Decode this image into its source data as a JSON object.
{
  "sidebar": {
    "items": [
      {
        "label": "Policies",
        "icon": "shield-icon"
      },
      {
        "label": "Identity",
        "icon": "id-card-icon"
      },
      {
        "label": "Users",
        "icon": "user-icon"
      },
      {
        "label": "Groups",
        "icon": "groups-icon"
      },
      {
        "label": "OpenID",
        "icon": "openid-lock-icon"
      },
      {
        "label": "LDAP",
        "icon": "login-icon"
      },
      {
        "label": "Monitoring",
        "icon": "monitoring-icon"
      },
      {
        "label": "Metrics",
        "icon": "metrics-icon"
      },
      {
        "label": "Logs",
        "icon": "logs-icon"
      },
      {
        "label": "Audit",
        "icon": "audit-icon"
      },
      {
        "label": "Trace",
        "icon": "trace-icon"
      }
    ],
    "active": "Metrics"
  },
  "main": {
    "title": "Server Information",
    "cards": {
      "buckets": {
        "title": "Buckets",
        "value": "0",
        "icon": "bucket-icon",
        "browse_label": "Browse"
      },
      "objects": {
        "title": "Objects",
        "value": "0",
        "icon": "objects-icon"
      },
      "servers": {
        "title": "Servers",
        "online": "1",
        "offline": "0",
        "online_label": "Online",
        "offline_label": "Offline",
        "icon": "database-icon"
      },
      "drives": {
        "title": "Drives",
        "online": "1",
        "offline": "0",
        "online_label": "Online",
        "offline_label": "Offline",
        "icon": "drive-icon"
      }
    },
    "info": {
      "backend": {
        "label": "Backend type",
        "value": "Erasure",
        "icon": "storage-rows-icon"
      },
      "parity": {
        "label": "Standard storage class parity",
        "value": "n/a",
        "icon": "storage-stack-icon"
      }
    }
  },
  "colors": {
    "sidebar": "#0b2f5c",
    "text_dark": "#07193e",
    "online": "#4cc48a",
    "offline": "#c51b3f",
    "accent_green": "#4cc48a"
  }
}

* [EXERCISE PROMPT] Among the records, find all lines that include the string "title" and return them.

* [EXPECTED ANSWER]
    "title": "Server Information",
        "title": "Buckets",
        "title": "Objects",
        "title": "Servers",
        "title": "Drives",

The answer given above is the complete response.